One of the best parts of being so close to the New York restaurant world consists of watching greatness blossom. Here is a short list of restaurants whose chefs, I believe, will be the David Changs and Michael Whites of tomorrow.
A sprawling, citadel-like space in the farthest reaches of Brooklyn, this bushwick pizzeria has grown into one of the most adventurous and exciting restaurants in New York City.
What started out a loving tribute to Italian-American food from two talented young line cooks has morphed under their genius into a true culinary destination, a French Laundry for the Sunday Gravy set. No reservations.
It's best known for its pastrami, but the really interesting thing for me are the original takes on Jewish food -- from a smoked chicken with rye gnocchi to a veal-laded kasha varnishkes.
It's rare that a sequel surpasses the original, but Alimentari is the Road Warrior of restaurants, an expanded and improved tribute to rustic italian food that is bigger, better, and more ambitious than its original. The salumi by itself is worth coming for, but stay for the porchetta and short ribs.
This high-concept take on Mexican food from Alex Stupak was the last thing anyone expected from the former wd-50 dessert whiz. But it was a hit from the moment it opened, owing to its original, ultra-tight, and utterly awesome take on one of the least explored, but most loved ethnic cuisines.
A collaboration between the city's most succesful and stylish new restaurateur, Gabe Stulman, and arguably the most talented young chef in town, Perla manages to be both uninhibitedly meat and also somehow romantic. It's a place you can take a girl on a date and still eat beef tongue and tripe pasta. It can be a little loud but who cares. A must-visit for New Yorkers interested in modern Italian food.
Two gifted young Manhattan line cooks move to Brooklyn, start a tiny, superb restaurant and immediately outshine their former bosses: who could resist that story?
Chef Hooni Kim is bringing an all-new taste experience to New Yorkers whose experience of Korean food was mostly limited to 32nd street, and he does his thing best at this cool, understated Flatiron restaurant.
The "New Scandinavian Cooking" was pretty much a bust in New York, with the exception of this very fine restaurant, which is just adventurous enough to be interesting, but not so much so as to freak anybody out. A great date restaurant.

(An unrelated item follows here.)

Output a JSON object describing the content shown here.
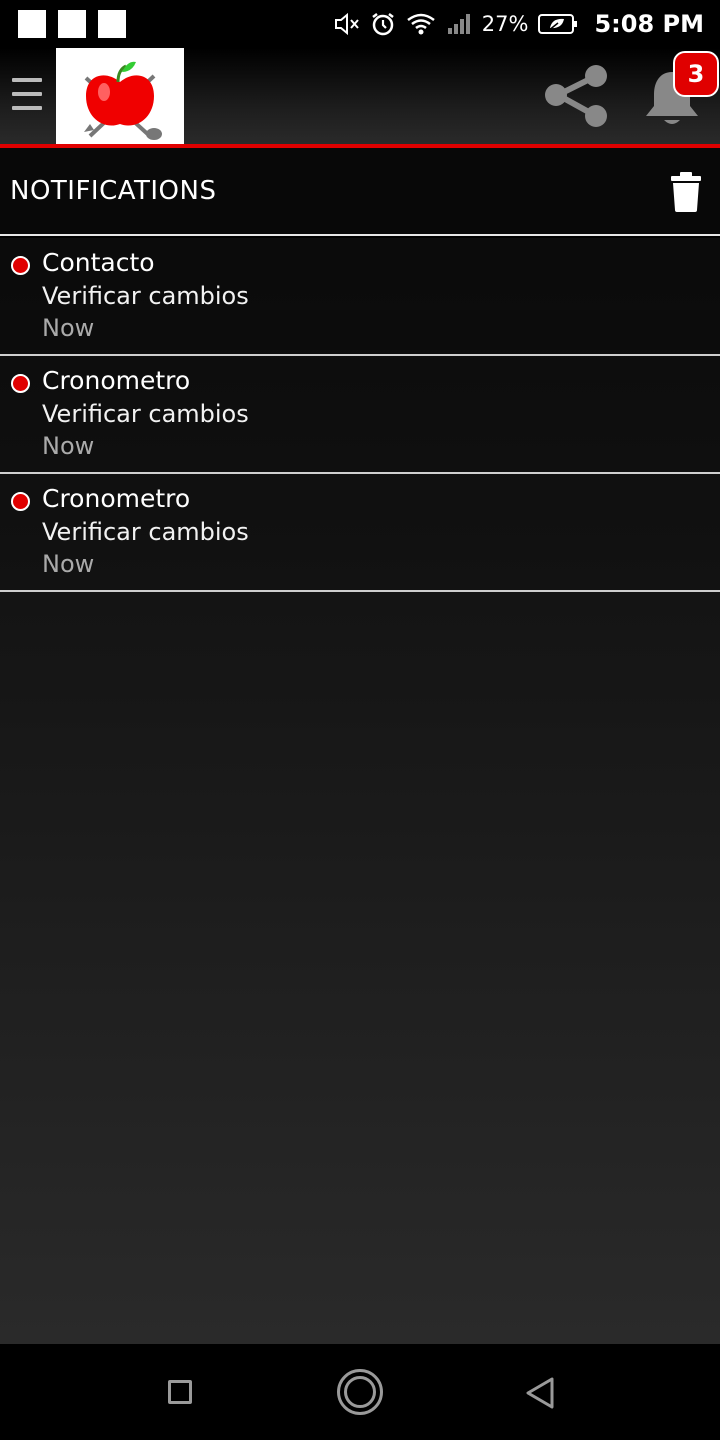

A very fine example of the "lardcore" or modern southern restaurant; certainly the most refined. It shares with its brooklyn sibling, Char No. 4, an extensive bourbon selection.